Nutanix CEO Dheeraj Pandey has called VMware a “bully.” VMware Chief Operating Officer Sanjay Poonen has labeled Nutanix a “copycat” of VMware. But when the two adversaries sat next to each other on a recent plane ride, both let their respect for one another be known to the world.
“We may compete, but I have a ton of respect for what [Pandey] has built!” said Poonen on Twitter, posting a photo with the two longtime IT veterans smiling together.
Both executives had been guests at a technology conference in France and were departing the country on the same airline.
“Sanjay Poonen and I were #alltogethernow in a unique cloud journey, Lufthansa-class!” said Poonen in a LinkedIn post.
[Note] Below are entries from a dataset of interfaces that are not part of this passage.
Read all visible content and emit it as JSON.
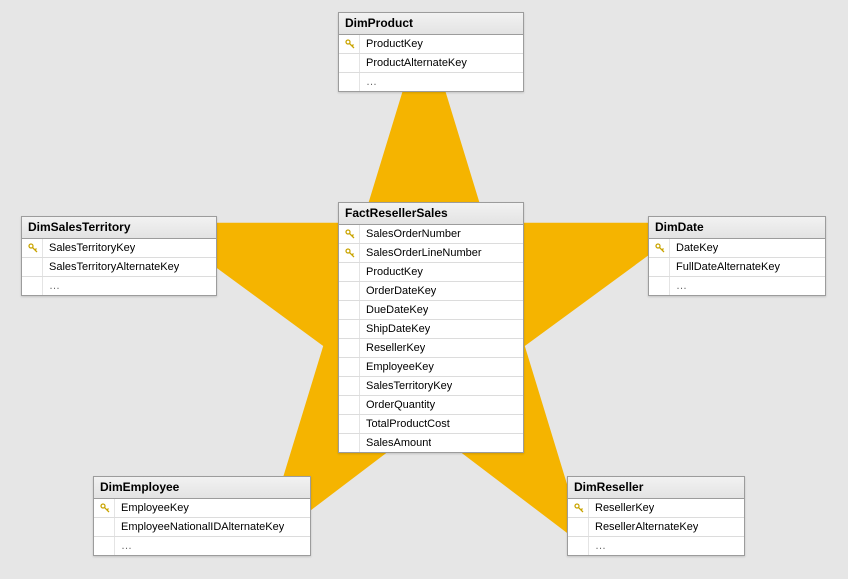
{
  "tables": {
    "dimProduct": {
      "title": "DimProduct",
      "rows": [
        {
          "key": true,
          "label": "ProductKey"
        },
        {
          "key": false,
          "label": "ProductAlternateKey"
        }
      ]
    },
    "dimSalesTerritory": {
      "title": "DimSalesTerritory",
      "rows": [
        {
          "key": true,
          "label": "SalesTerritoryKey"
        },
        {
          "key": false,
          "label": "SalesTerritoryAlternateKey"
        }
      ]
    },
    "dimDate": {
      "title": "DimDate",
      "rows": [
        {
          "key": true,
          "label": "DateKey"
        },
        {
          "key": false,
          "label": "FullDateAlternateKey"
        }
      ]
    },
    "factResellerSales": {
      "title": "FactResellerSales",
      "rows": [
        {
          "key": true,
          "label": "SalesOrderNumber"
        },
        {
          "key": true,
          "label": "SalesOrderLineNumber"
        },
        {
          "key": false,
          "label": "ProductKey"
        },
        {
          "key": false,
          "label": "OrderDateKey"
        },
        {
          "key": false,
          "label": "DueDateKey"
        },
        {
          "key": false,
          "label": "ShipDateKey"
        },
        {
          "key": false,
          "label": "ResellerKey"
        },
        {
          "key": false,
          "label": "EmployeeKey"
        },
        {
          "key": false,
          "label": "SalesTerritoryKey"
        },
        {
          "key": false,
          "label": "OrderQuantity"
        },
        {
          "key": false,
          "label": "TotalProductCost"
        },
        {
          "key": false,
          "label": "SalesAmount"
        }
      ]
    },
    "dimEmployee": {
      "title": "DimEmployee",
      "rows": [
        {
          "key": true,
          "label": "EmployeeKey"
        },
        {
          "key": false,
          "label": "EmployeeNationalIDAlternateKey"
        }
      ]
    },
    "dimReseller": {
      "title": "DimReseller",
      "rows": [
        {
          "key": true,
          "label": "ResellerKey"
        },
        {
          "key": false,
          "label": "ResellerAlternateKey"
        }
      ]
    }
  },
  "ellipsis": "…"
}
Tempers can sometimes flare up in the fierce battle of IT competition with billions of dollars at stake in an ever-changing market landscape.
Virtualization superstar VMware and hyper-converged pioneer Nutanix have a history of bumping heads with each other as both compete in areas of hypervisor, software and hyper-converged infrastructure.
Last year, Poonen took a shot at Nutanix after the company acquired Frame, saying Nutanix was copying VMware’s technology playbook. "When Nutanix has gone down stack to try to build their own hypervisor, across stack to build their own networking, and now going up stack to compete against [VMware] Horizon—we view it as sort of a copycat, wannabe VMware move," said Poonen in an interview with CRN.
A few months later, Pandey accused VMware of targeted bullying tactics towards Nutanix customers, posting a story dubbed “Stop Being A Bully, VMware!” “It’s just not right. Somebody’s got to fight on behalf of the customer,” said Pandey in an interview with CRN.
Looking to 2020, both VMware and Nutanix have bullish technology strategies.
VMware is positioning itself as the hybrid cloud software kingpin with bold solutions like VMware Cloud Foundation. The company is also striving to become the leader in Kubernetes and completely disrupt the security market. This month, VMware closed its US$2.6 billion acquisition of endpoint security specialist Carbon Black.
Founded in 2009, San Jose, Calif.-based Nutanix embarked on a bold mission two years ago to completely transform the business from an HCI appliance specialist into a solely software and subscription company. Nutanix has drastically reduced the amount of hardware it sells and is now focused on giving customers choice to install its software on any major hardware platform. Subscriptions now make up a whopping 71 percent of Nutanix’s business—on track to exceed the company’s previous goal of 75 percent by the end of calendar 2021—while hardware now accounts for only 4 percent of total revenue.